Red planet disappoints, Saturn is more fun
I was a bit disappointed with my images of Mars through Stuart’s bedroom window.
Mars was at opposition on 22nd May and featured in Sky at Night magazine as a planetary Pick of the Month.
This time I actually had to be upstairs in his bedroom, because downstairs, outside in the garden, I was too low to see Mars through the trees! Even as it crossed the meridian at 01:04 BST on May 24th its elevation was just over 12°.
So I set up the Maksutov 150 ‘scope and used dead reckoning for polar alignment, I couldn’t even open the double-glazed window because it opens inwards and there is no room to do that and point the ‘scope Southward.
Nevertheless I persevered, and I found that I could control the mount quite well via a program on the laptop called Cartes du Ciel. It’s an alternative to Stellarium, maybe not quite so popular or user-friendly but it seems to control telescope mounts better. I can point the scope at Mars; select Mars in the Cartes du Ciel window; and click Synch. Then the program updates the Synscan mount controller with the current coordinates via the EQMOD Ascom interface and continues to control the mount for tracking Mars.

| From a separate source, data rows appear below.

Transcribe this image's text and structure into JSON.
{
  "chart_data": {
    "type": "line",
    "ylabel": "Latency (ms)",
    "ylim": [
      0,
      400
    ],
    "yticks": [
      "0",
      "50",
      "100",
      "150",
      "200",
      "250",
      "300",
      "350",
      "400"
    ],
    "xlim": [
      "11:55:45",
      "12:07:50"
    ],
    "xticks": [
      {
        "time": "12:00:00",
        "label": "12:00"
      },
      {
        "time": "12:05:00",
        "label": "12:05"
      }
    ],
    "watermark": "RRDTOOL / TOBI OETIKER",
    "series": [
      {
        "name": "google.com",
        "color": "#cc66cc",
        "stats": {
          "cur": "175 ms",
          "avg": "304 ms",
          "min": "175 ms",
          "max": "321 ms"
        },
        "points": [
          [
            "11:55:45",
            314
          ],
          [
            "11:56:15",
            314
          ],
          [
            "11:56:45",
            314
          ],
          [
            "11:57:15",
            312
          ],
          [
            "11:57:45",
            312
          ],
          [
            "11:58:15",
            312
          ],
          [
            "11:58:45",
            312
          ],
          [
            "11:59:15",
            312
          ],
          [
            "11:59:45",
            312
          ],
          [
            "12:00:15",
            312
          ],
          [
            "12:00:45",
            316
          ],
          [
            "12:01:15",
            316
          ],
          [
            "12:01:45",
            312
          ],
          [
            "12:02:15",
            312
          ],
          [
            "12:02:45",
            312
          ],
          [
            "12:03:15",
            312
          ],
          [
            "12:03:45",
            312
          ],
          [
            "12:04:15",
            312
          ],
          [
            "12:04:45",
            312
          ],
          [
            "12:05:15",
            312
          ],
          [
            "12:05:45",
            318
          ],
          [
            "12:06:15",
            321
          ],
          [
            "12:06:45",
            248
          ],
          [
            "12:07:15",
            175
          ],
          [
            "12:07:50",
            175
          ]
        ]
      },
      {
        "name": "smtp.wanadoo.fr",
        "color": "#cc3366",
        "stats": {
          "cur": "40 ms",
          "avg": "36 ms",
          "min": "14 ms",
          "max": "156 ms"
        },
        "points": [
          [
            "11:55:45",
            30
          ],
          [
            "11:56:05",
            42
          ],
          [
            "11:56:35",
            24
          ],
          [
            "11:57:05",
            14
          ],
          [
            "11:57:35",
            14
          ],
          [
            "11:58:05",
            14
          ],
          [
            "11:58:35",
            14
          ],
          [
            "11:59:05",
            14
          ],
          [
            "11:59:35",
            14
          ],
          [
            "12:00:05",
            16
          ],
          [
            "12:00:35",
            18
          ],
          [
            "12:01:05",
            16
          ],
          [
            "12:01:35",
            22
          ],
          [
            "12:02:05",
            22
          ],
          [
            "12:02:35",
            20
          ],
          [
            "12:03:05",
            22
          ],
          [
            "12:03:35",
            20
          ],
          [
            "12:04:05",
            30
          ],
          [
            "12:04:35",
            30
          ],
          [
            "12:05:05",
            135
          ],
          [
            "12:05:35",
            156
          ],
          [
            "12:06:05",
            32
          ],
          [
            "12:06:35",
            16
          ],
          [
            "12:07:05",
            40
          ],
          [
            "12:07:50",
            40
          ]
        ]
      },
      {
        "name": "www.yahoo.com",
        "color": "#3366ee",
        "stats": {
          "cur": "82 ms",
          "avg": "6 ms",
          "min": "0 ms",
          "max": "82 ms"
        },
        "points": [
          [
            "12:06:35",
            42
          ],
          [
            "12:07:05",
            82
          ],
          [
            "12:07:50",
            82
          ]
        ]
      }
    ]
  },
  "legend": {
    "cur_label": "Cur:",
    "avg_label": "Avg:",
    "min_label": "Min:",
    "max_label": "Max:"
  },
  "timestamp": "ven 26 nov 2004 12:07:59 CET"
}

I shot some ‘movie’ sequences via the ‘scope and my Canon EOS500D DSLR camera, then with the ZWO ASI224MC USB3.0 Colour CMOS camera. As Sky at Night Magazine says,
Its low altitude doesn’t do the planet any favours so pick your observing time carefully for the steadiest views. Clear, steady air is best, but this can be hard to achieve for such a low altitude.
The light from a low altitude planet must pass through a thicker layer of atmosphere than when it is higher up, and this ultimately causes blurring and distortion
I can certainly confirm that. I used my usual ‘stacking’ software, Autostakkert!2, to process both movies and here is the underwhelming result:
Before I gave up and went to bed (at ~02:00) I had a quick look for Saturn, which was not far away (between Mars and the full Moon). I was so pleased to spot it that I repeated the ZWO ASI224MC movie trick. This result was a bit more interesting, although Saturn is the faintest of the bright planets:
Following the opposition of Mars on 22 May, it is Saturn’s turn to stand directly opposite the Sun in the sky on 3 June. This places it high in the midnight sky for observers in the southern hemisphere, but inconveniently low down in the S as viewed from Britain.
This is a pity, for Saturn’s stunning rings are wide open with their N face tipped 26° to our view and spanning 42 arcsec around the planet’s 18 arcsec disc.
Saturn shines at mag 0.0 from a distance of 1,349m km at opposition